QUODLIBETA Nous publions sous cette rubrique les questions qu’on nous fait par écrit et nous tâchons d’y répondre. Toute lettre doit être signée et porter l’adresse de Vexpéditeur. Les lettres anonymes ne seront pas lues. Le nom de l’expéditeur sera publié, à moins qu’il ne demande expressément le contraire. “Between Heaven and Earth”* During a recent stay in the United States I was astonished at the publicity being given by Catholic periodicals and bookshops to a work entitled Between Heaven and Earth. Let it be said at once that it is not from a Catholic pen. From one point of view there is no reason to be sur prised at the favorable reception it has received even among the devout, coming as it does from the author of the Song of Bernadette, the novel many found irreproachable and moving. Franz Werfel had written so well of Our Lady that his readers might have expected the same fidelity in Between Heaven and Earth. But having examined this work, I am obliged to say that it calls for the most serious reservations. In fact, it teaches errors clearly and directly contrary to the two most fundamental truths of our religion. “ In our faith,” says St. Thomas, “two things are principally to be believed: the mystery of the Trinity, and the mystery of the Incarna tion.” Surely Catholic readers should be put on their guard against the pernicious errors contained in this book; and it will also be failing in charity toward these outside the fold not to expose so false an understanding of our faith. Here are several propositions cited from the English text: “ The second person of the Trinity is the social aspect in the Deity. Verbum caro factum. This not only applies to the Son but, in another sense, to the world also. All created things are expressed words. The Son is that essence of God which does not contemplate itself, like the Father, but has to do exclusively with the world, as the first and uncreated and yet incarnate Word above all words” (p.144). In this brief passage are implicit several grave errors which are also closely interrelated. In truth, it is independently of all creation and in dependently of the Incarnation that the Word is the Son of God, consub- stantial with the Father, equal to the Father. He knows Himself as the Father knows Himself. Genitum, non factum. In God He is begotten and not made. The Word was made flesh. The Word that is exclusively concerned with the world is the incarnate Word as incarnate — not the Word as such. ' The begotten Word is concerned with creation only second * This note is the English version of a radio-talk delivered on the Laval University Hour of April 1945. The original text appeared at the time in the Quebec Semaine Religieuse. Several American priests have asked us to render it available to the English-speaking public, since the book in question is still being favorably reviewed by Catholic periodicals and on sale in Catholic bookshops. 1 3 2 LAVAL THÉOLOGIQUE ET PHILOSOPHIQUE arily1. Similarly, it is the incarnate Word only as considered in His humanity who is inferior to the Father. Aequalis Patri secundum divi- nitatem: minor Patre secundum humanitatem2. To identify the Word as such with the incarnate Word is to render the Word as such inferior to the Father, to lower His divinity and to make creation and the Incarnation necessary acts. Nor are we drawing inferences which the author himself fails to state. Here are his plain words: “ . . .The mystery ...

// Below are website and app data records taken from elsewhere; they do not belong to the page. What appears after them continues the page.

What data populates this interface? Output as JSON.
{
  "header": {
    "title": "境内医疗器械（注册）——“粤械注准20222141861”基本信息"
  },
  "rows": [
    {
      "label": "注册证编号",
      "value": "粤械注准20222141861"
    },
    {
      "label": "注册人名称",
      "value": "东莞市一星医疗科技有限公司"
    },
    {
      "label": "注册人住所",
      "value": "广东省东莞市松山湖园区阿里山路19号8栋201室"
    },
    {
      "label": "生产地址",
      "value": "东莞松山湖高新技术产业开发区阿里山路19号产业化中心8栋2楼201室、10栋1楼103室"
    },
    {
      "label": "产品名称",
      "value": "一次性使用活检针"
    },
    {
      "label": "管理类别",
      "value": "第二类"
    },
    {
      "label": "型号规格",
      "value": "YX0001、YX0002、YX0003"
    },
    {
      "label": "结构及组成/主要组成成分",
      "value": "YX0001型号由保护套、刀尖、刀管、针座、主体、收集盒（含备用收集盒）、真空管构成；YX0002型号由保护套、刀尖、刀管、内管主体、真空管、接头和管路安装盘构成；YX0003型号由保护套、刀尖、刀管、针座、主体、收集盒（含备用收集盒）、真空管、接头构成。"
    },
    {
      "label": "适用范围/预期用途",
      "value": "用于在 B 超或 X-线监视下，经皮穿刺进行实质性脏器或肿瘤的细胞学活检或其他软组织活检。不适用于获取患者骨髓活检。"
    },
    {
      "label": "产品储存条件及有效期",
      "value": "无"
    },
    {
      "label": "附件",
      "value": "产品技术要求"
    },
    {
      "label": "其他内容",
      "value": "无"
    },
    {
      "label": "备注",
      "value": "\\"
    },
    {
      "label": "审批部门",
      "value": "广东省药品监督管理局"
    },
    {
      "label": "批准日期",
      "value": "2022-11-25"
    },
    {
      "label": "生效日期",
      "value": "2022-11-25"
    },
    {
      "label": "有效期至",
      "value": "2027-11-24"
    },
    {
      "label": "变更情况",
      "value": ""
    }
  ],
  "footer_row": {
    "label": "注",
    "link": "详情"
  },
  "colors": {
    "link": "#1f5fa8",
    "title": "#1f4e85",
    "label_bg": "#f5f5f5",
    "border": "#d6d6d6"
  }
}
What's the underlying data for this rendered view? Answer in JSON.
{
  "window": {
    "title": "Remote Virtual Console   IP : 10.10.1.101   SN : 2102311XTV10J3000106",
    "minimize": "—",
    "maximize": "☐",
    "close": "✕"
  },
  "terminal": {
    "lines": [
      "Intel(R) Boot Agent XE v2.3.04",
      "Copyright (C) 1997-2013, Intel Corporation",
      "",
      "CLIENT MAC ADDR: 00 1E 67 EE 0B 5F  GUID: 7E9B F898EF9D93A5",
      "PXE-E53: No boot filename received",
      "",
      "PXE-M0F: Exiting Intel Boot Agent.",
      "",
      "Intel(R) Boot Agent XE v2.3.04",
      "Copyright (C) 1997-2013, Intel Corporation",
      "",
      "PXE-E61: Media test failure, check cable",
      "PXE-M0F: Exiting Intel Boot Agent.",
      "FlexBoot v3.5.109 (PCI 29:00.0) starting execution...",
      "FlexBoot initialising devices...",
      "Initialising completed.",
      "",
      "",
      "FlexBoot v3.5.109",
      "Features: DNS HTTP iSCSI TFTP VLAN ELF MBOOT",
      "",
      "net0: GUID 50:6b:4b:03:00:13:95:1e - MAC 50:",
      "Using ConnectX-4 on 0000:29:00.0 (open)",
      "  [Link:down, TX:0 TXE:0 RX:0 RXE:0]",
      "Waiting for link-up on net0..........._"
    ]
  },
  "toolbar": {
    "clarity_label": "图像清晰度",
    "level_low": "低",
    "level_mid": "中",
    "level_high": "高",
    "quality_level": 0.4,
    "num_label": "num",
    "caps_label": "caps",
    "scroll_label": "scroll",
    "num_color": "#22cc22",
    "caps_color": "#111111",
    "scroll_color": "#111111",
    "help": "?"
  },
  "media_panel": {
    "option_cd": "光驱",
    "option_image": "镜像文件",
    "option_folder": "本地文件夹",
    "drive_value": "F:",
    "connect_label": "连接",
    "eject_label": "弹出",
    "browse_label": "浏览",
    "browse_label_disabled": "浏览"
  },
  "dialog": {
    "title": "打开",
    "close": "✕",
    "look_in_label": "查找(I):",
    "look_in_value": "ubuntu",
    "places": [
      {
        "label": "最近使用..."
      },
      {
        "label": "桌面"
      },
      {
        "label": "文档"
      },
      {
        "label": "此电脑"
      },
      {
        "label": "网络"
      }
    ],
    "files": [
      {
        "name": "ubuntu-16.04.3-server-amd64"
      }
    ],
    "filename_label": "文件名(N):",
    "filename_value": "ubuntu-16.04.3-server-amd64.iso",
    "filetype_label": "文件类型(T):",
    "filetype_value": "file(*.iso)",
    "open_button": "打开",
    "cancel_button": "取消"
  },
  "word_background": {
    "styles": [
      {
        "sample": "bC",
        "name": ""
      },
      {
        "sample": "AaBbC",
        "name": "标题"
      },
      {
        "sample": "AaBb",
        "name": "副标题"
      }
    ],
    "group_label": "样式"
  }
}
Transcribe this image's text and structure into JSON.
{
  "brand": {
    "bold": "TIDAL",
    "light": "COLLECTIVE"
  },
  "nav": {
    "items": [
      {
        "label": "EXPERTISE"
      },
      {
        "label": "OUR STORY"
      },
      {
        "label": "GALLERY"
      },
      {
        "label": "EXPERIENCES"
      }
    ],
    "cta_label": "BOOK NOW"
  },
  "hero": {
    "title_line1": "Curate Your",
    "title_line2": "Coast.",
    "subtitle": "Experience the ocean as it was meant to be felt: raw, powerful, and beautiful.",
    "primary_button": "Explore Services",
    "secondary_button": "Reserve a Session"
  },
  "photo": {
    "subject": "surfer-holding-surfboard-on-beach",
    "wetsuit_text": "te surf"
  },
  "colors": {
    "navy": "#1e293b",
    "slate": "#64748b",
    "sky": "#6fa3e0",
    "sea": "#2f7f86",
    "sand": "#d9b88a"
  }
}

Cite this article
De Koninck, Charles. "“Between Heaven and Earth”." Laval théologique et philosophique, volume 2, number 2, 1946, p. 131–133. https://doi.org/10.7202/1019776ar
De Koninck, C. (1946). “Between Heaven and Earth”. Laval théologique et philosophique, 2 (2), 131–133. https://doi.org/10.7202/1019776ar
De Koninck, Charles "“Between Heaven and Earth”". Laval théologique et philosophique 2, no. 2 (1946) : 131–133. https://doi.org/10.7202/1019776ar